┌─ Source material

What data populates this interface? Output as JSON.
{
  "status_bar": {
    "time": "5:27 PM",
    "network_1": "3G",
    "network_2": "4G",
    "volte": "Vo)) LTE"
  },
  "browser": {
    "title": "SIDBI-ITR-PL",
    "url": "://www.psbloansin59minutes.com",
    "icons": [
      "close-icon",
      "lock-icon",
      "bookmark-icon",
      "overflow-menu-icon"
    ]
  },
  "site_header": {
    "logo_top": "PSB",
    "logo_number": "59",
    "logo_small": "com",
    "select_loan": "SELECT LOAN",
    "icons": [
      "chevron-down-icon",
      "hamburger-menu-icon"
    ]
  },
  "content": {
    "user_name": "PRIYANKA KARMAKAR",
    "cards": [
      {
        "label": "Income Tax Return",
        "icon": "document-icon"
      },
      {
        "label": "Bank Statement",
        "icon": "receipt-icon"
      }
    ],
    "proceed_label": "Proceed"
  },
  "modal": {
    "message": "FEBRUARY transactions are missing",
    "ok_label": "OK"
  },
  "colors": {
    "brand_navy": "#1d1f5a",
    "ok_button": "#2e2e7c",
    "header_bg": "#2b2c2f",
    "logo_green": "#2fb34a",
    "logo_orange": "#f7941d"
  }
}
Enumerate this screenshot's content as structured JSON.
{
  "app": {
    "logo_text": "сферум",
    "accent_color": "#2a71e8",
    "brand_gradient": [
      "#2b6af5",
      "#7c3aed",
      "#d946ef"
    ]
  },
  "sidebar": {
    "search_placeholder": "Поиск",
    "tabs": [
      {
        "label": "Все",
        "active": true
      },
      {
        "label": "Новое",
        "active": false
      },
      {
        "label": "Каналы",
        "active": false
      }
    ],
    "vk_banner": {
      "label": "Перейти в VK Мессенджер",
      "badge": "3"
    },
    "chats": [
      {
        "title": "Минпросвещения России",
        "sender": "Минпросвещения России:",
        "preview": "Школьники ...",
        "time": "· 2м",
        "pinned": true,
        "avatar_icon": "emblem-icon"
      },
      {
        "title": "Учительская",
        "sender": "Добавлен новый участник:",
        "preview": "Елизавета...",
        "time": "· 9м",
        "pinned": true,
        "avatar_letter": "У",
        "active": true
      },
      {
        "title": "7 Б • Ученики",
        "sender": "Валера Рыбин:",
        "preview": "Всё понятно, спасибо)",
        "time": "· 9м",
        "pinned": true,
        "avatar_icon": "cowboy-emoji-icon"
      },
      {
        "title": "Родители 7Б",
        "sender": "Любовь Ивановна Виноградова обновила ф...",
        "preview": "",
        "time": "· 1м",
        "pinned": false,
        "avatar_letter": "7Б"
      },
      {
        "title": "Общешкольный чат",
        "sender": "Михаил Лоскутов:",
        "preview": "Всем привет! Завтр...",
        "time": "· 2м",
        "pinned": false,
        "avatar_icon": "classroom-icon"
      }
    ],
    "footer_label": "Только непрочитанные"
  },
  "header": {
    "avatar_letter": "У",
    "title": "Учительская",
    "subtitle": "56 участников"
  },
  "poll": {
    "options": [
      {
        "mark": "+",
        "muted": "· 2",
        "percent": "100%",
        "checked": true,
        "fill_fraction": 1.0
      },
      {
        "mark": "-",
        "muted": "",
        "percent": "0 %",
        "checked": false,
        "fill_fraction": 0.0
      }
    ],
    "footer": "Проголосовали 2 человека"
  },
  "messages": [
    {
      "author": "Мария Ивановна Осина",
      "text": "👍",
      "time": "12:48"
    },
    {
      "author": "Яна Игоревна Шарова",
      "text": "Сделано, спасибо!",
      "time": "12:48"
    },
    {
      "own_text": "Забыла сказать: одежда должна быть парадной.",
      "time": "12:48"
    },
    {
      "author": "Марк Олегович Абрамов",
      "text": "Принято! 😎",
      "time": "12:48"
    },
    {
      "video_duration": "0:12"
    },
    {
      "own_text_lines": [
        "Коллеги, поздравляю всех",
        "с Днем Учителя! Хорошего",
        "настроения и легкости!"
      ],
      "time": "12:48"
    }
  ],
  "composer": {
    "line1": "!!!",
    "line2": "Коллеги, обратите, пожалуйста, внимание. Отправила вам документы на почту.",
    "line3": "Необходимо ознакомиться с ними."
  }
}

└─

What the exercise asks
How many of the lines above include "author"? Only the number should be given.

Answer section
3